Medically reviewed by Dr. Shelley Kim
Meningitis B is an uncommon but serious disease caused by the bacteria Neisseria meningitidis. Anyone can get meningitis B, but rates of the disease peak in adolescence, with the highest rates among teens and young adults 16-23 years old. Meningitis B can lead to an infection of the protective lining of the brain and the spinal cord or an infection of the blood, known as septicemia. Symptoms can progress very quickly and may become fatal.
Luckily, vaccination can help prevent meningitis B. We reached out to Dr. Shelley Kim, a pediatrician at Little Five Points Pediatrics in Atlanta, to learn more about meningitis B and how to keep your family safe from contracting it.
Meningitis is an infection of the lining of the brain or spinal cord caused by a viral or bacterial
infection. Five groups of Neisseria meningitidis cause bacterial meningitis: A, B, C, W and Y. Meningococcal group B disease (commonly referred to as meningitis B) is caused by type B. Meningitis B can strike otherwise healthy people without warning, progress quickly and be fatal — sometimes within 24 hours. One in 5 survivors of meningitis B will have long-term consequences, including brain damage, hearing loss and loss of limbs.
Symptoms include intense headache and fever, sensitivity to light, rash, and a stiff neck. Meningitis B may lead to convulsions, delirium and death.
All children/young adults between the ages of 11 and 23 years should get both the meningitis ACWY vaccine and the meningitis B vaccine.
There currently are two different vaccines for meningitis. They target the main serotypes of Neisseria meningitidis. Vaccination against serotypes A, C, W and Y is recommended for 11- to 12-year-olds with a booster at age 16. Vaccination against meningitis B is recommended for 16- to 23-year-olds.
Certain everyday behaviors can increase the risk of getting meningitis B, particularly for teens and young adults, including living in close quarters; sharing drinks, eating utensils or smoking devices; coughing and sneezing; kissing; or smoking. College students who live in dorms, as well as people living in military barracks, are at higher risk of contracting meningitis B.
Meningitis B is very dangerous: 1 in 10 people can die from this disease, sometimes within 24 hours of contracting it.
Meningitis B resides in the nose and mouth, and can be spread through coughing, sneezing, kissing, or sharing food and drinks.

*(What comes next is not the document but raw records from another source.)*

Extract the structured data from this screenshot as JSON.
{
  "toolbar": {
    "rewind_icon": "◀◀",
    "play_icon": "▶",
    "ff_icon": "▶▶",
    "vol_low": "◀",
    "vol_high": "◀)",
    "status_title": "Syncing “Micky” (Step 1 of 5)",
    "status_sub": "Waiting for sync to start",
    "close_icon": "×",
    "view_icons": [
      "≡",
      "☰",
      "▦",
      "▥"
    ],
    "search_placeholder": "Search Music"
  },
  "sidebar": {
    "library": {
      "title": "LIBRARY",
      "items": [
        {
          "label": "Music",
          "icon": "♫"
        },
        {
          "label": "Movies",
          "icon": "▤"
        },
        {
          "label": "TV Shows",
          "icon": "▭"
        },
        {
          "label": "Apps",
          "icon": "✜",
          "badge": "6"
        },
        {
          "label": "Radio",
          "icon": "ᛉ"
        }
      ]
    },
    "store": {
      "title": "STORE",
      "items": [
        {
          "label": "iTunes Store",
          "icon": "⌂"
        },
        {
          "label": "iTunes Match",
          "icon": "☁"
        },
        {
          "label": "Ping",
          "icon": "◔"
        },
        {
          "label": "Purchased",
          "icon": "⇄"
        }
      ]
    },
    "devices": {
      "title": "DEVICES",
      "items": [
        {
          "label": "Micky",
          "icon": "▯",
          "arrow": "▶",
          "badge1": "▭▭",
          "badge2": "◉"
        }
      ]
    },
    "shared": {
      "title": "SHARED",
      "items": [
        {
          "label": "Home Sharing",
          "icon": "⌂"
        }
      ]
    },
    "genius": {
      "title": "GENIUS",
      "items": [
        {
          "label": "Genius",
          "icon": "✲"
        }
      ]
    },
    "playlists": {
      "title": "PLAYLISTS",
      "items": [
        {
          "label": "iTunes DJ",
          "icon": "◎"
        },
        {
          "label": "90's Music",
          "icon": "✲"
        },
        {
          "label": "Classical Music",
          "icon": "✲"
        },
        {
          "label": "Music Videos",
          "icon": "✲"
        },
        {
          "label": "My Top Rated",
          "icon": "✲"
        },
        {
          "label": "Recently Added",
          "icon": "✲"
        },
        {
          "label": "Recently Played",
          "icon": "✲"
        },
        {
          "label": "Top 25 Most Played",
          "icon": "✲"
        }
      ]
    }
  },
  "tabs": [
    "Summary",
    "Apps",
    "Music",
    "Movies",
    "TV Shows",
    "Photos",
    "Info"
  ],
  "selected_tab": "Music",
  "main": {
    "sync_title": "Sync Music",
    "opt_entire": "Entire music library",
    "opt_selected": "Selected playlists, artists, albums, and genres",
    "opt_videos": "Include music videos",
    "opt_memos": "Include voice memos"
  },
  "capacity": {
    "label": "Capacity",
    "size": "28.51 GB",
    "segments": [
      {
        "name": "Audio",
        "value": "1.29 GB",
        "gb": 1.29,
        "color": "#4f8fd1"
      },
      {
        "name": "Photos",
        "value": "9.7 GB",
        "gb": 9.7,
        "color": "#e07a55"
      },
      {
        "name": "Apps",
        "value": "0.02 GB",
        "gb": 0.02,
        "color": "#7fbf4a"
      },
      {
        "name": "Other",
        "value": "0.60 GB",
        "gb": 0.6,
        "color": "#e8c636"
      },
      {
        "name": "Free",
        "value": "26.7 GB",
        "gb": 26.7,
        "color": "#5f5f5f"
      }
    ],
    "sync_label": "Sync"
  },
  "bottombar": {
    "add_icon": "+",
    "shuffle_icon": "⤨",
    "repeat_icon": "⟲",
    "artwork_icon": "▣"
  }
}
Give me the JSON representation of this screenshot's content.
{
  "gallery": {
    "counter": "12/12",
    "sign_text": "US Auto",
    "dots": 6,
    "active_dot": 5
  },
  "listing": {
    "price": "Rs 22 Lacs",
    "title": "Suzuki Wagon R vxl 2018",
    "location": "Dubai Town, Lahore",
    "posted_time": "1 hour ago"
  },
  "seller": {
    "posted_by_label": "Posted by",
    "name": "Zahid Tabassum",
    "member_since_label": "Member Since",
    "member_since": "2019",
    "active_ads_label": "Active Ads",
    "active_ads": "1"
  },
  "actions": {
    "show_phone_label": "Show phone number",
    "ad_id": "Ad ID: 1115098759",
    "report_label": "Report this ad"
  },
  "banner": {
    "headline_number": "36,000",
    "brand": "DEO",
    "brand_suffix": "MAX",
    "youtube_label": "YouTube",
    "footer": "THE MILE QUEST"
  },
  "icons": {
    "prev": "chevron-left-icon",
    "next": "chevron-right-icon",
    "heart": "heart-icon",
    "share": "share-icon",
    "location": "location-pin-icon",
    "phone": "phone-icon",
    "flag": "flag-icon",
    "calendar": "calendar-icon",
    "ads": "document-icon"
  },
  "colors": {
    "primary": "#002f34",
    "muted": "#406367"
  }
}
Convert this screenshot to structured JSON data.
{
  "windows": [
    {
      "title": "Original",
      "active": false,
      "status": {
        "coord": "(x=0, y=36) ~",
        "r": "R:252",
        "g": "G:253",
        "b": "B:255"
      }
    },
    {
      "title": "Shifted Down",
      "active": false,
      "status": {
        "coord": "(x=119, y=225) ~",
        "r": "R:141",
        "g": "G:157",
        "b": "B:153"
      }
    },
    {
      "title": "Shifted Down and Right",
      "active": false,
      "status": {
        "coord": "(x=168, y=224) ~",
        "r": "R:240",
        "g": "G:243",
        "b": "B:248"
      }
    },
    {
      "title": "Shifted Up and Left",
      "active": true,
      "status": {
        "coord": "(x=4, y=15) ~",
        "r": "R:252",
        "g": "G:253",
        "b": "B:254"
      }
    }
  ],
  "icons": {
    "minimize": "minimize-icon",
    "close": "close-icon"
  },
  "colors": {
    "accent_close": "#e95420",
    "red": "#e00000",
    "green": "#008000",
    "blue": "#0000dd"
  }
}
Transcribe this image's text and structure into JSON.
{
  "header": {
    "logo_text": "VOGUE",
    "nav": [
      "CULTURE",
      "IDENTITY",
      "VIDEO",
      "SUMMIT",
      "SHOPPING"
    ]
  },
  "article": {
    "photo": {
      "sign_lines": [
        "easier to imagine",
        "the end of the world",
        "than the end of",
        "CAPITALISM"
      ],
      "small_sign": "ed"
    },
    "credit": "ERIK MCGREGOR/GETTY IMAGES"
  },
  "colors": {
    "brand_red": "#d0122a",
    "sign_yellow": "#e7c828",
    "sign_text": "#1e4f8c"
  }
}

This vaccine can be given at a healthcare provider’s office or a local pharmacy.
Meningitis B is a very serious disease. Get your teens vaccinated!
This resource was created with support from GSK.